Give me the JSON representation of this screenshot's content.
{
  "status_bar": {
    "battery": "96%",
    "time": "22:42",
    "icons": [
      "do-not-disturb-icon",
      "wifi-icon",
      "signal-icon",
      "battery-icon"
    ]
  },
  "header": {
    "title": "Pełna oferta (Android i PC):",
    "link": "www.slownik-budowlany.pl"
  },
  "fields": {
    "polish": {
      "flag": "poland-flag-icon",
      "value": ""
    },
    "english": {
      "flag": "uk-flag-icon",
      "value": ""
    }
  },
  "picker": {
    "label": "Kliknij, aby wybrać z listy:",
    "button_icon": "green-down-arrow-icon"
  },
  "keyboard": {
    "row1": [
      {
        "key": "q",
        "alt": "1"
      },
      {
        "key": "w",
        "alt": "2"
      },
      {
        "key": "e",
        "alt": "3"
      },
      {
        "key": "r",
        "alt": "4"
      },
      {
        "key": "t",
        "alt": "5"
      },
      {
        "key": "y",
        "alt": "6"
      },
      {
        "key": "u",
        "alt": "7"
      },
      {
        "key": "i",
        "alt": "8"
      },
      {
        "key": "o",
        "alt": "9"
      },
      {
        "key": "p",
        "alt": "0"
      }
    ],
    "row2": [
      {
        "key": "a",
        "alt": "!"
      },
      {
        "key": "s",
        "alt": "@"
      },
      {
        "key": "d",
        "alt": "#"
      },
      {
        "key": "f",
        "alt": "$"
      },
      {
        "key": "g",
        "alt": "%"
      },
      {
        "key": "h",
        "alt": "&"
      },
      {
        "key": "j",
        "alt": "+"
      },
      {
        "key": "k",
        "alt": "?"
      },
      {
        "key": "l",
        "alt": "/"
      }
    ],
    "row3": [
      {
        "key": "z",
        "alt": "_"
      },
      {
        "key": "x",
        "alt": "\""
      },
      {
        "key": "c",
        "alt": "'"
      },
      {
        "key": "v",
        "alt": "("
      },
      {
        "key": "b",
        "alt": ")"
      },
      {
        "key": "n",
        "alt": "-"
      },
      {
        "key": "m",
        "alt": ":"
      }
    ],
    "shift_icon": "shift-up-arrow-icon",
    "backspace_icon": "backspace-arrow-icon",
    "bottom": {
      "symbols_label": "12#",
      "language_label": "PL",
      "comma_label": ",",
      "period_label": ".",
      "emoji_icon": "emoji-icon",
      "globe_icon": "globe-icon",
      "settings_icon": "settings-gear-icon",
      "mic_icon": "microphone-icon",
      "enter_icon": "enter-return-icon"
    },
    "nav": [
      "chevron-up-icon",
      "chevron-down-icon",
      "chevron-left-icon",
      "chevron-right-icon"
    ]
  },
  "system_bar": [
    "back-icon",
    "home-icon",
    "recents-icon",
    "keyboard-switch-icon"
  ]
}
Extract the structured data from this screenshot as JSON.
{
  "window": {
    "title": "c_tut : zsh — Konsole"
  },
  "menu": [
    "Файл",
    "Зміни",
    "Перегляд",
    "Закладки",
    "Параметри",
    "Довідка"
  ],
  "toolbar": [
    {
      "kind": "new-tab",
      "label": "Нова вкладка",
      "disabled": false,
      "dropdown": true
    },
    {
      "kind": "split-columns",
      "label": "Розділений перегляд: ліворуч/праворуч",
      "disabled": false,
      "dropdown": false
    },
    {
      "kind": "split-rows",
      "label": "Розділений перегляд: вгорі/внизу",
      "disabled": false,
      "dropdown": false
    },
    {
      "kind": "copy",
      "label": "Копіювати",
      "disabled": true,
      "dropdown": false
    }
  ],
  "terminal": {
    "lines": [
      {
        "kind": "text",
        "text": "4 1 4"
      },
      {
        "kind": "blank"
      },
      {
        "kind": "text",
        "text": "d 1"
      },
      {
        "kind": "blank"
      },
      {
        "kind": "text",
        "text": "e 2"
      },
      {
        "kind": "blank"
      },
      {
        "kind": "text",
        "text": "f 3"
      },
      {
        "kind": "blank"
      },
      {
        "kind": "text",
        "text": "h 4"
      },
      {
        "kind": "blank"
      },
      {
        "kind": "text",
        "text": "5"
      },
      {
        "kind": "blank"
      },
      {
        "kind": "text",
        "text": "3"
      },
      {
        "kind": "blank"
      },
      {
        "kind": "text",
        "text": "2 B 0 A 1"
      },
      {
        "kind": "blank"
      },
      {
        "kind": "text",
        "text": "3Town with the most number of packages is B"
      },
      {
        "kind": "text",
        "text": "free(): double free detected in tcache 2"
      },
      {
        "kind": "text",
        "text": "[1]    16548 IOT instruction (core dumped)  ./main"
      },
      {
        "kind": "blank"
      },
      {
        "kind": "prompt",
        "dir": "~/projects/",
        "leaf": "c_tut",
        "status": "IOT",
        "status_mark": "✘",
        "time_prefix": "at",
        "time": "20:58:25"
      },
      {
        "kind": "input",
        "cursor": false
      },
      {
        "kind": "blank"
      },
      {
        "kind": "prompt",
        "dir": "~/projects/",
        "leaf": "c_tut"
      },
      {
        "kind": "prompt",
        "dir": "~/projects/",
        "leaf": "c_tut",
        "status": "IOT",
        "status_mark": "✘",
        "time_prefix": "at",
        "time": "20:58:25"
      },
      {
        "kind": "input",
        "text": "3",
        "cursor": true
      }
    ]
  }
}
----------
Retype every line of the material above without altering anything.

Give me the JSON representation of this screenshot's content.
{
  "status_bar": {
    "battery": "96%",
    "time": "22:42",
    "icons": [
      "do-not-disturb-icon",
      "wifi-icon",
      "signal-icon",
      "battery-icon"
    ]
  },
  "header": {
    "title": "Pełna oferta (Android i PC):",
    "link": "www.slownik-budowlany.pl"
  },
  "fields": {
    "polish": {
      "flag": "poland-flag-icon",
      "value": ""
    },
    "english": {
      "flag": "uk-flag-icon",
      "value": ""
    }
  },
  "picker": {
    "label": "Kliknij, aby wybrać z listy:",
    "button_icon": "green-down-arrow-icon"
  },
  "keyboard": {
    "row1": [
      {
        "key": "q",
        "alt": "1"
      },
      {
        "key": "w",
        "alt": "2"
      },
      {
        "key": "e",
        "alt": "3"
      },
      {
        "key": "r",
        "alt": "4"
      },
      {
        "key": "t",
        "alt": "5"
      },
      {
        "key": "y",
        "alt": "6"
      },
      {
        "key": "u",
        "alt": "7"
      },
      {
        "key": "i",
        "alt": "8"
      },
      {
        "key": "o",
        "alt": "9"
      },
      {
        "key": "p",
        "alt": "0"
      }
    ],
    "row2": [
      {
        "key": "a",
        "alt": "!"
      },
      {
        "key": "s",
        "alt": "@"
      },
      {
        "key": "d",
        "alt": "#"
      },
      {
        "key": "f",
        "alt": "$"
      },
      {
        "key": "g",
        "alt": "%"
      },
      {
        "key": "h",
        "alt": "&"
      },
      {
        "key": "j",
        "alt": "+"
      },
      {
        "key": "k",
        "alt": "?"
      },
      {
        "key": "l",
        "alt": "/"
      }
    ],
    "row3": [
      {
        "key": "z",
        "alt": "_"
      },
      {
        "key": "x",
        "alt": "\""
      },
      {
        "key": "c",
        "alt": "'"
      },
      {
        "key": "v",
        "alt": "("
      },
      {
        "key": "b",
        "alt": ")"
      },
      {
        "key": "n",
        "alt": "-"
      },
      {
        "key": "m",
        "alt": ":"
      }
    ],
    "shift_icon": "shift-up-arrow-icon",
    "backspace_icon": "backspace-arrow-icon",
    "bottom": {
      "symbols_label": "12#",
      "language_label": "PL",
      "comma_label": ",",
      "period_label": ".",
      "emoji_icon": "emoji-icon",
      "globe_icon": "globe-icon",
      "settings_icon": "settings-gear-icon",
      "mic_icon": "microphone-icon",
      "enter_icon": "enter-return-icon"
    },
    "nav": [
      "chevron-up-icon",
      "chevron-down-icon",
      "chevron-left-icon",
      "chevron-right-icon"
    ]
  },
  "system_bar": [
    "back-icon",
    "home-icon",
    "recents-icon",
    "keyboard-switch-icon"
  ]
}
Extract the structured data from this screenshot as JSON.
{
  "window": {
    "title": "c_tut : zsh — Konsole"
  },
  "menu": [
    "Файл",
    "Зміни",
    "Перегляд",
    "Закладки",
    "Параметри",
    "Довідка"
  ],
  "toolbar": [
    {
      "kind": "new-tab",
      "label": "Нова вкладка",
      "disabled": false,
      "dropdown": true
    },
    {
      "kind": "split-columns",
      "label": "Розділений перегляд: ліворуч/праворуч",
      "disabled": false,
      "dropdown": false
    },
    {
      "kind": "split-rows",
      "label": "Розділений перегляд: вгорі/внизу",
      "disabled": false,
      "dropdown": false
    },
    {
      "kind": "copy",
      "label": "Копіювати",
      "disabled": true,
      "dropdown": false
    }
  ],
  "terminal": {
    "lines": [
      {
        "kind": "text",
        "text": "4 1 4"
      },
      {
        "kind": "blank"
      },
      {
        "kind": "text",
        "text": "d 1"
      },
      {
        "kind": "blank"
      },
      {
        "kind": "text",
        "text": "e 2"
      },
      {
        "kind": "blank"
      },
      {
        "kind": "text",
        "text": "f 3"
      },
      {
        "kind": "blank"
      },
      {
        "kind": "text",
        "text": "h 4"
      },
      {
        "kind": "blank"
      },
      {
        "kind": "text",
        "text": "5"
      },
      {
        "kind": "blank"
      },
      {
        "kind": "text",
        "text": "3"
      },
      {
        "kind": "blank"
      },
      {
        "kind": "text",
        "text": "2 B 0 A 1"
      },
      {
        "kind": "blank"
      },
      {
        "kind": "text",
        "text": "3Town with the most number of packages is B"
      },
      {
        "kind": "text",
        "text": "free(): double free detected in tcache 2"
      },
      {
        "kind": "text",
        "text": "[1]    16548 IOT instruction (core dumped)  ./main"
      },
      {
        "kind": "blank"
      },
      {
        "kind": "prompt",
        "dir": "~/projects/",
        "leaf": "c_tut",
        "status": "IOT",
        "status_mark": "✘",
        "time_prefix": "at",
        "time": "20:58:25"
      },
      {
        "kind": "input",
        "cursor": false
      },
      {
        "kind": "blank"
      },
      {
        "kind": "prompt",
        "dir": "~/projects/",
        "leaf": "c_tut"
      },
      {
        "kind": "prompt",
        "dir": "~/projects/",
        "leaf": "c_tut",
        "status": "IOT",
        "status_mark": "✘",
        "time_prefix": "at",
        "time": "20:58:25"
      },
      {
        "kind": "input",
        "text": "3",
        "cursor": true
      }
    ]
  }
}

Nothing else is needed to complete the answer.